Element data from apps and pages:
※ ※ ※
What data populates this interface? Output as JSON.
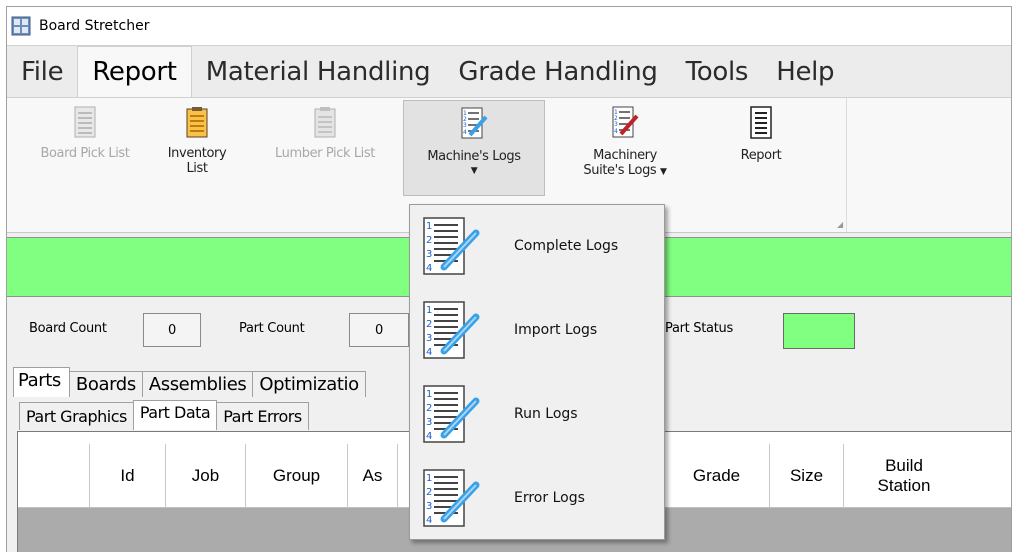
{
  "window": {
    "title": "Board Stretcher",
    "accent": "#80ff80"
  },
  "menu": [
    "File",
    "Report",
    "Material Handling",
    "Grade Handling",
    "Tools",
    "Help"
  ],
  "menu_active": "Report",
  "ribbon": {
    "board_pick_list": "Board Pick List",
    "inventory_list_1": "Inventory",
    "inventory_list_2": "List",
    "lumber_pick_list": "Lumber Pick List",
    "machines_logs": "Machine's Logs",
    "machinery_suite_1": "Machinery",
    "machinery_suite_2": "Suite's Logs",
    "report": "Report",
    "arrow": "▼"
  },
  "counts": {
    "board_count_label": "Board Count",
    "board_count_value": "0",
    "part_count_label": "Part Count",
    "part_count_value": "0",
    "part_status_label": "Part Status"
  },
  "tabs": [
    "Parts",
    "Boards",
    "Assemblies",
    "Optimizatio"
  ],
  "subtabs": [
    "Part Graphics",
    "Part Data",
    "Part Errors"
  ],
  "grid_columns": [
    "",
    "Id",
    "Job",
    "Group",
    "As",
    "",
    "Grade",
    "Size",
    "Build Station"
  ],
  "dropdown": [
    "Complete Logs",
    "Import Logs",
    "Run Logs",
    "Error Logs"
  ]
}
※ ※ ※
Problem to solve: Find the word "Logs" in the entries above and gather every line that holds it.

Exercise answer:
    "machines_logs": "Machine's Logs",
    "machinery_suite_2": "Suite's Logs",
    "Complete Logs",
    "Import Logs",
    "Run Logs",
    "Error Logs"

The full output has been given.